**** SOURCE DATA
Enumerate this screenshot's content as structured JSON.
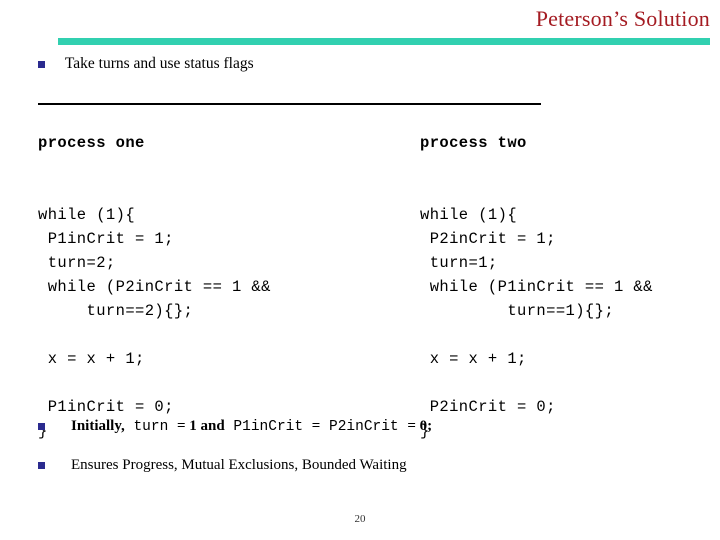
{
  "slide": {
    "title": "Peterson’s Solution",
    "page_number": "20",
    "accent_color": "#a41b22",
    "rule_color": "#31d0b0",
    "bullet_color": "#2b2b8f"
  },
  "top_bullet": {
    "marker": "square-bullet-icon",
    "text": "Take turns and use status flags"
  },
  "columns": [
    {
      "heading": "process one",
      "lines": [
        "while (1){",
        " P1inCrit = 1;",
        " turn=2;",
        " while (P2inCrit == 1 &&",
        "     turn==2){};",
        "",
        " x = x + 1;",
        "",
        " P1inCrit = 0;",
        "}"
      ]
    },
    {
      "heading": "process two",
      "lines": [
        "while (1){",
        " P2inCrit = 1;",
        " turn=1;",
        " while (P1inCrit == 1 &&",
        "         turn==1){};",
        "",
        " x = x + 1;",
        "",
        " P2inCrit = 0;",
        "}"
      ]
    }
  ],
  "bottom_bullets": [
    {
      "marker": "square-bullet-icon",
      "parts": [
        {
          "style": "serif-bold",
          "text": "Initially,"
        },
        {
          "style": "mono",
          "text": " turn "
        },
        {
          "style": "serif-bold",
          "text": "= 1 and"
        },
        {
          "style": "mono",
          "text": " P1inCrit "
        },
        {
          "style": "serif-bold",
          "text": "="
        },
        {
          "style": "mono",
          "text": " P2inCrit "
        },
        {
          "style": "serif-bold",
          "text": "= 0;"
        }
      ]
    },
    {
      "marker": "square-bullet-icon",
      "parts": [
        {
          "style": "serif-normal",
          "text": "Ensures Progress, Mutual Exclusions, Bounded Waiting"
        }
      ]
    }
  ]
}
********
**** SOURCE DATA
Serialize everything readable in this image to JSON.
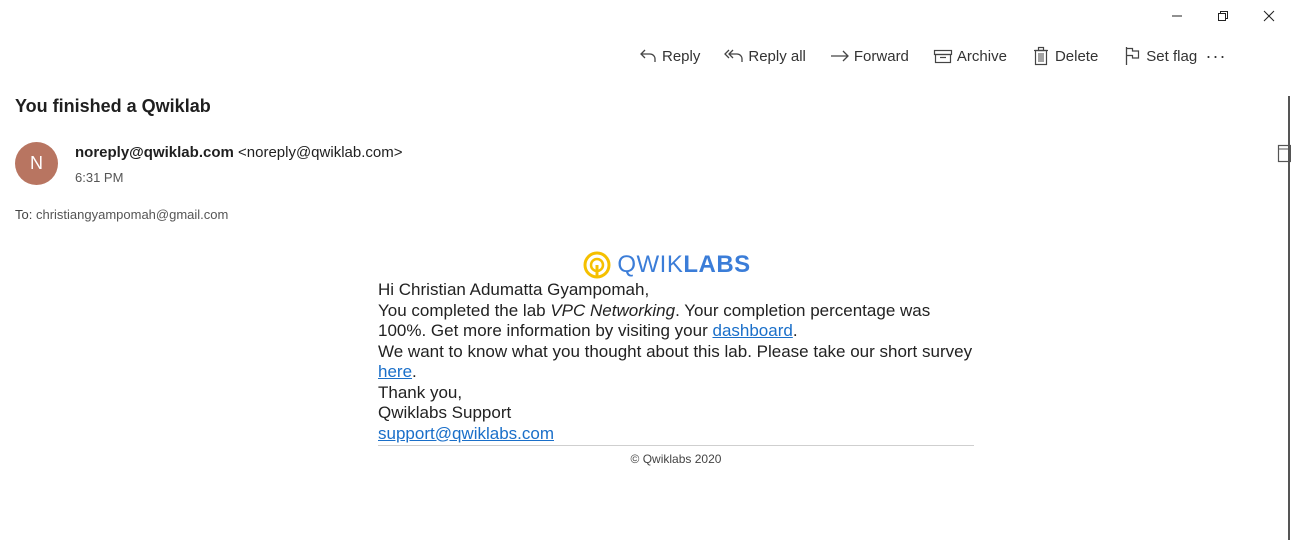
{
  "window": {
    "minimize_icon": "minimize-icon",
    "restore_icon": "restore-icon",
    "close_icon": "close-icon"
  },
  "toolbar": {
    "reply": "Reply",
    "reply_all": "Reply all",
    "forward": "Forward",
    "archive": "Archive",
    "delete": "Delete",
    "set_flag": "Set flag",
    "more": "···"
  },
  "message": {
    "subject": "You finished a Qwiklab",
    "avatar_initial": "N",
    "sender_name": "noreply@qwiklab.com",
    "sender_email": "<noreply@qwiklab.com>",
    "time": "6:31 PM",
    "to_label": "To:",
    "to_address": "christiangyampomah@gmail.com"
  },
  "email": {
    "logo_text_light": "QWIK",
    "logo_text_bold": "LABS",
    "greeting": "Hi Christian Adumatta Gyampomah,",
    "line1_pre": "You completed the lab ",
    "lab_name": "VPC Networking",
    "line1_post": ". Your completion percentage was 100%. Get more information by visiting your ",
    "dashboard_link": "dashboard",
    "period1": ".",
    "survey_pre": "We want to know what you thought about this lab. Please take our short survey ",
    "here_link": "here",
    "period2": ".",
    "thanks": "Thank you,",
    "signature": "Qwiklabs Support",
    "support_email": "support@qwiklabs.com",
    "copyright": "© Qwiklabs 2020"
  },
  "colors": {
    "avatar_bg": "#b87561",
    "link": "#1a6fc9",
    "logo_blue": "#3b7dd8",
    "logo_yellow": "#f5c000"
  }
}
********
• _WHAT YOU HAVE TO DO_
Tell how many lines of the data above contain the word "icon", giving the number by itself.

• _PROBLEM SOLUTION_
6